Task requirements
Each time a line of the listing holds "tools", copy that line.

[[ Data to process open ]]

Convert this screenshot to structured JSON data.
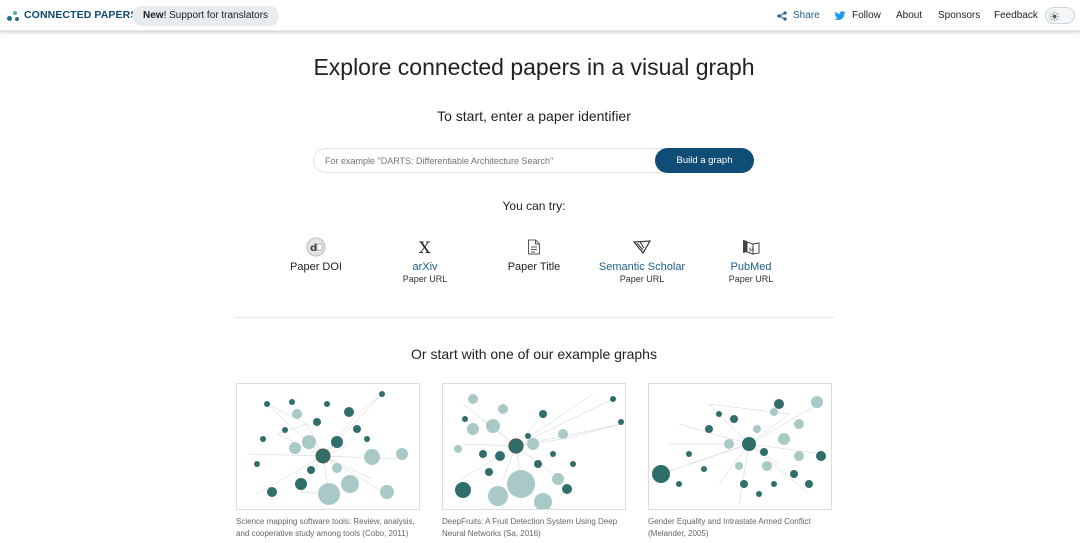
{
  "header": {
    "logo_text": "CONNECTED PAPERS",
    "pill_bold": "New",
    "pill_text": "! Support for translators",
    "nav": {
      "share": "Share",
      "follow": "Follow",
      "about": "About",
      "sponsors": "Sponsors",
      "feedback": "Feedback"
    },
    "theme_toggle_icon": "sun-icon"
  },
  "hero": {
    "title": "Explore connected papers in a visual graph",
    "subtitle": "To start, enter a paper identifier",
    "search_placeholder": "For example \"DARTS: Differentiable Architecture Search\"",
    "build_button": "Build a graph",
    "try_label": "You can try:"
  },
  "options": [
    {
      "label": "Paper DOI",
      "sub": "",
      "icon": "doi-icon"
    },
    {
      "label": "arXiv",
      "sub": "Paper URL",
      "icon": "arxiv-icon"
    },
    {
      "label": "Paper Title",
      "sub": "",
      "icon": "document-icon"
    },
    {
      "label": "Semantic Scholar",
      "sub": "Paper URL",
      "icon": "semantic-scholar-icon"
    },
    {
      "label": "PubMed",
      "sub": "Paper URL",
      "icon": "pubmed-icon"
    }
  ],
  "examples": {
    "heading": "Or start with one of our example graphs",
    "items": [
      {
        "caption_line1": "Science mapping software tools: Review, analysis,",
        "caption_line2": "and cooperative study among tools (Cobo, 2011)"
      },
      {
        "caption_line1": "DeepFruits: A Fruit Detection System Using Deep",
        "caption_line2": "Neural Networks (Sa, 2016)"
      },
      {
        "caption_line1": "Gender Equality and Intrastate Armed Conflict",
        "caption_line2": "(Melander, 2005)"
      }
    ]
  },
  "colors": {
    "brand": "#0c4a6e",
    "button": "#0f4d76",
    "link": "#1c5f8c",
    "node_dark": "#2f6e6a",
    "node_light": "#a9c9c6"
  }
}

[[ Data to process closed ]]

Output for this task
        "caption_line1": "Science mapping software tools: Review, analysis,",
        "caption_line2": "and cooperative study among tools (Cobo, 2011)"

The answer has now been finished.